### RECORDS PROVIDED
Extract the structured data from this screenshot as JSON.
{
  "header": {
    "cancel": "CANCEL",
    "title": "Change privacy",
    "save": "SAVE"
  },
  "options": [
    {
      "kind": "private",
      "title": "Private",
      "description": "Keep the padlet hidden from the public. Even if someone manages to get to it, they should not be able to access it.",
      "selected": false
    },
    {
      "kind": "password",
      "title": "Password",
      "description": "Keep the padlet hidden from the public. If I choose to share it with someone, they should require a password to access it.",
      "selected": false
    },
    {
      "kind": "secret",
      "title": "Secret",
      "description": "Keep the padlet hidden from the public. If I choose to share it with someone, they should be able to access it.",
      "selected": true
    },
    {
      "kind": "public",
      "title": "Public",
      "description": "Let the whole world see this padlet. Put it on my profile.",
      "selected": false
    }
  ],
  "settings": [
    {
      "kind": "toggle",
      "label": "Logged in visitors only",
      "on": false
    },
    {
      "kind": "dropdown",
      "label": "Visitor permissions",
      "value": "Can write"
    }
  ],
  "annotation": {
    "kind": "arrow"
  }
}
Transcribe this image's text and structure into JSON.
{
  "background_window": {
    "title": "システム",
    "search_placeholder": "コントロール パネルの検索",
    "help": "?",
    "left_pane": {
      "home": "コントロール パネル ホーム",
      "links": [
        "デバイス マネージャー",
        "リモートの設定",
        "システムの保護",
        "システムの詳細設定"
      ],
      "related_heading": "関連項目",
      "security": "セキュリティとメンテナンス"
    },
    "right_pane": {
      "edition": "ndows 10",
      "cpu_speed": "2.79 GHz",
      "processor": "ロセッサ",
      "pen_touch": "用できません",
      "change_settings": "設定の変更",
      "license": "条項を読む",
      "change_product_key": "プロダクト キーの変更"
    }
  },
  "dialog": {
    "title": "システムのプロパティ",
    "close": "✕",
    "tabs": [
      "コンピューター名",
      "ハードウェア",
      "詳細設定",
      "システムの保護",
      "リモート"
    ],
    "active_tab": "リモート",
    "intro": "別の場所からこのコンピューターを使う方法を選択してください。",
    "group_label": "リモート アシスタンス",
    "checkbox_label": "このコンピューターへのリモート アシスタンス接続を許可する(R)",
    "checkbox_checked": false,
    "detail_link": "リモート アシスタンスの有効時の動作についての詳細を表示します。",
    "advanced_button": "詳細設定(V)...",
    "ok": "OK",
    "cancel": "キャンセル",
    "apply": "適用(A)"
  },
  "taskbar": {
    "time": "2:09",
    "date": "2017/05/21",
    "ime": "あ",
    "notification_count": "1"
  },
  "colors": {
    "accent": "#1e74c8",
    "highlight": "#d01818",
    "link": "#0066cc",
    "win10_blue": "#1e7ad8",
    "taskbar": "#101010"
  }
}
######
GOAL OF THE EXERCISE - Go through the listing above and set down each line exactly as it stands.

EXPECTED ANSWER -
Extract the structured data from this screenshot as JSON.
{
  "header": {
    "cancel": "CANCEL",
    "title": "Change privacy",
    "save": "SAVE"
  },
  "options": [
    {
      "kind": "private",
      "title": "Private",
      "description": "Keep the padlet hidden from the public. Even if someone manages to get to it, they should not be able to access it.",
      "selected": false
    },
    {
      "kind": "password",
      "title": "Password",
      "description": "Keep the padlet hidden from the public. If I choose to share it with someone, they should require a password to access it.",
      "selected": false
    },
    {
      "kind": "secret",
      "title": "Secret",
      "description": "Keep the padlet hidden from the public. If I choose to share it with someone, they should be able to access it.",
      "selected": true
    },
    {
      "kind": "public",
      "title": "Public",
      "description": "Let the whole world see this padlet. Put it on my profile.",
      "selected": false
    }
  ],
  "settings": [
    {
      "kind": "toggle",
      "label": "Logged in visitors only",
      "on": false
    },
    {
      "kind": "dropdown",
      "label": "Visitor permissions",
      "value": "Can write"
    }
  ],
  "annotation": {
    "kind": "arrow"
  }
}
Transcribe this image's text and structure into JSON.
{
  "background_window": {
    "title": "システム",
    "search_placeholder": "コントロール パネルの検索",
    "help": "?",
    "left_pane": {
      "home": "コントロール パネル ホーム",
      "links": [
        "デバイス マネージャー",
        "リモートの設定",
        "システムの保護",
        "システムの詳細設定"
      ],
      "related_heading": "関連項目",
      "security": "セキュリティとメンテナンス"
    },
    "right_pane": {
      "edition": "ndows 10",
      "cpu_speed": "2.79 GHz",
      "processor": "ロセッサ",
      "pen_touch": "用できません",
      "change_settings": "設定の変更",
      "license": "条項を読む",
      "change_product_key": "プロダクト キーの変更"
    }
  },
  "dialog": {
    "title": "システムのプロパティ",
    "close": "✕",
    "tabs": [
      "コンピューター名",
      "ハードウェア",
      "詳細設定",
      "システムの保護",
      "リモート"
    ],
    "active_tab": "リモート",
    "intro": "別の場所からこのコンピューターを使う方法を選択してください。",
    "group_label": "リモート アシスタンス",
    "checkbox_label": "このコンピューターへのリモート アシスタンス接続を許可する(R)",
    "checkbox_checked": false,
    "detail_link": "リモート アシスタンスの有効時の動作についての詳細を表示します。",
    "advanced_button": "詳細設定(V)...",
    "ok": "OK",
    "cancel": "キャンセル",
    "apply": "適用(A)"
  },
  "taskbar": {
    "time": "2:09",
    "date": "2017/05/21",
    "ime": "あ",
    "notification_count": "1"
  },
  "colors": {
    "accent": "#1e74c8",
    "highlight": "#d01818",
    "link": "#0066cc",
    "win10_blue": "#1e7ad8",
    "taskbar": "#101010"
  }
}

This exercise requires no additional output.